Data supplied:

##############################

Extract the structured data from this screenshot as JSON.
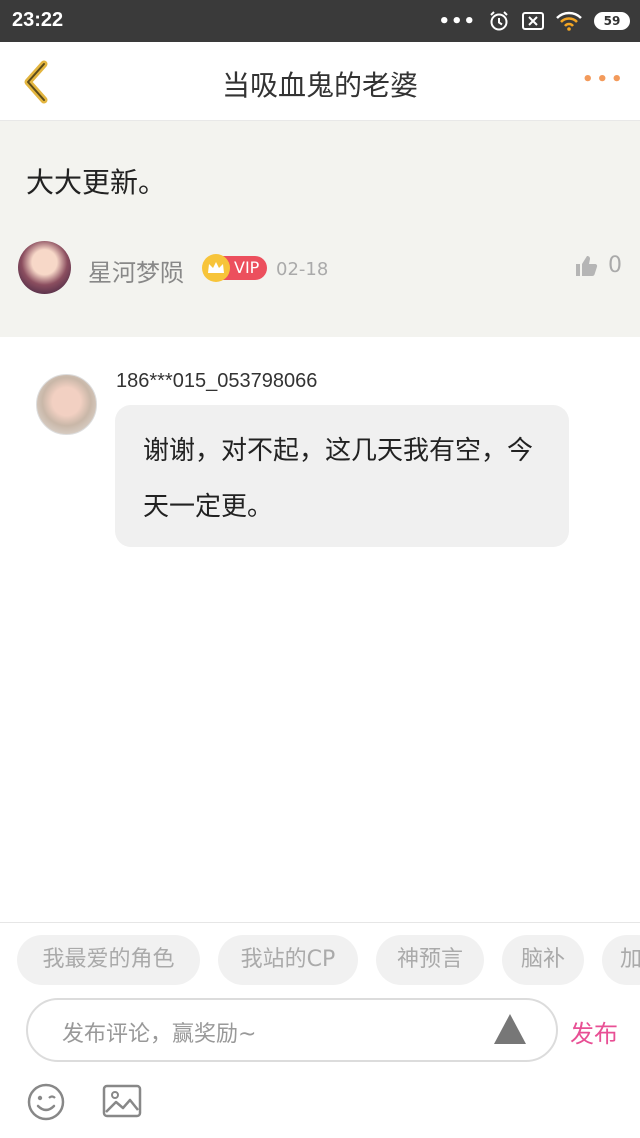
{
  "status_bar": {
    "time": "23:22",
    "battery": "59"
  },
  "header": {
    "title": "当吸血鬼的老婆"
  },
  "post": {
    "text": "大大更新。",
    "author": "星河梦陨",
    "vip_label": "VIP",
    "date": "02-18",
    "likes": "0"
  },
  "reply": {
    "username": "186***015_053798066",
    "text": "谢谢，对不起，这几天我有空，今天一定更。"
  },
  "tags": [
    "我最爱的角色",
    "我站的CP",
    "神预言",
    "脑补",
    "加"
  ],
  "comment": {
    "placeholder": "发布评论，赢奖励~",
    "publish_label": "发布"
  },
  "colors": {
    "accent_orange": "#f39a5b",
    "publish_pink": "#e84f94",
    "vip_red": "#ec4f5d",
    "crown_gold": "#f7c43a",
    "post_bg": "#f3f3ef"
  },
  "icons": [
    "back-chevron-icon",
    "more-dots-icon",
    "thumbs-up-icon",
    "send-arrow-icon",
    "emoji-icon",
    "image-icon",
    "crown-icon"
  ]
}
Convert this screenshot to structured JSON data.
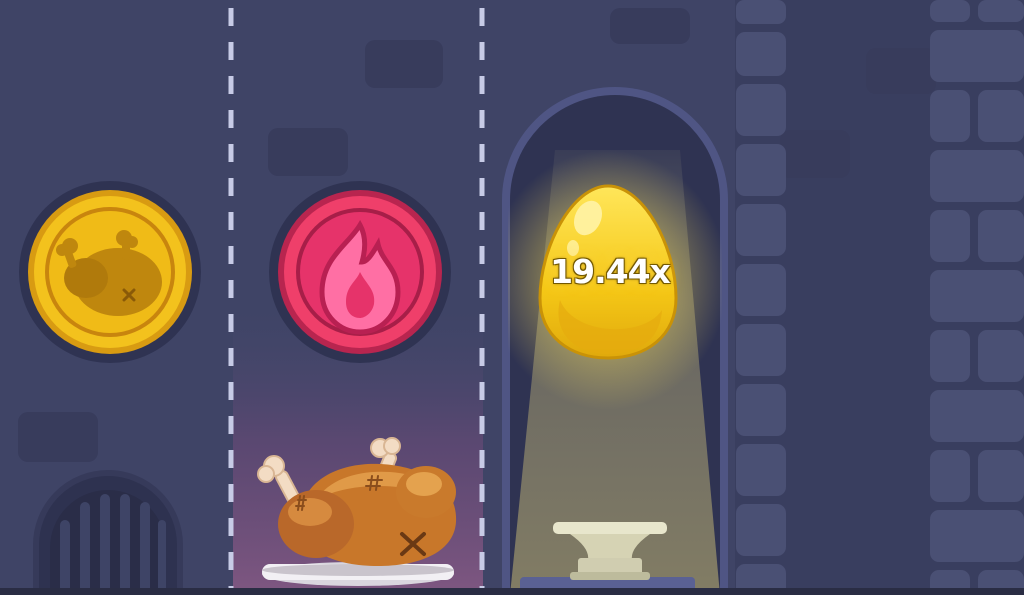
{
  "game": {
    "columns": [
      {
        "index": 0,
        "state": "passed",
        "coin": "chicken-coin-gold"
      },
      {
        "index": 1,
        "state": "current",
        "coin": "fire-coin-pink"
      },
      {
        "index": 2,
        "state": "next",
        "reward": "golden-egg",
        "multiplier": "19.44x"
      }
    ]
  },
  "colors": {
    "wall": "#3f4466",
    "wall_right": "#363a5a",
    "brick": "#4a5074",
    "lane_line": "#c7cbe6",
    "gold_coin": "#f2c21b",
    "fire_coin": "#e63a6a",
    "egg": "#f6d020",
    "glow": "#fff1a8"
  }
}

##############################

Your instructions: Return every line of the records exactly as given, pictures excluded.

Output of the exercise:
Extract the structured data from this screenshot as JSON.
{
  "status_bar": {
    "time": "23:22",
    "battery": "59"
  },
  "header": {
    "title": "当吸血鬼的老婆"
  },
  "post": {
    "text": "大大更新。",
    "author": "星河梦陨",
    "vip_label": "VIP",
    "date": "02-18",
    "likes": "0"
  },
  "reply": {
    "username": "186***015_053798066",
    "text": "谢谢，对不起，这几天我有空，今天一定更。"
  },
  "tags": [
    "我最爱的角色",
    "我站的CP",
    "神预言",
    "脑补",
    "加"
  ],
  "comment": {
    "placeholder": "发布评论，赢奖励~",
    "publish_label": "发布"
  },
  "colors": {
    "accent_orange": "#f39a5b",
    "publish_pink": "#e84f94",
    "vip_red": "#ec4f5d",
    "crown_gold": "#f7c43a",
    "post_bg": "#f3f3ef"
  },
  "icons": [
    "back-chevron-icon",
    "more-dots-icon",
    "thumbs-up-icon",
    "send-arrow-icon",
    "emoji-icon",
    "image-icon",
    "crown-icon"
  ]
}
Convert this screenshot to structured JSON data.
{
  "game": {
    "columns": [
      {
        "index": 0,
        "state": "passed",
        "coin": "chicken-coin-gold"
      },
      {
        "index": 1,
        "state": "current",
        "coin": "fire-coin-pink"
      },
      {
        "index": 2,
        "state": "next",
        "reward": "golden-egg",
        "multiplier": "19.44x"
      }
    ]
  },
  "colors": {
    "wall": "#3f4466",
    "wall_right": "#363a5a",
    "brick": "#4a5074",
    "lane_line": "#c7cbe6",
    "gold_coin": "#f2c21b",
    "fire_coin": "#e63a6a",
    "egg": "#f6d020",
    "glow": "#fff1a8"
  }
}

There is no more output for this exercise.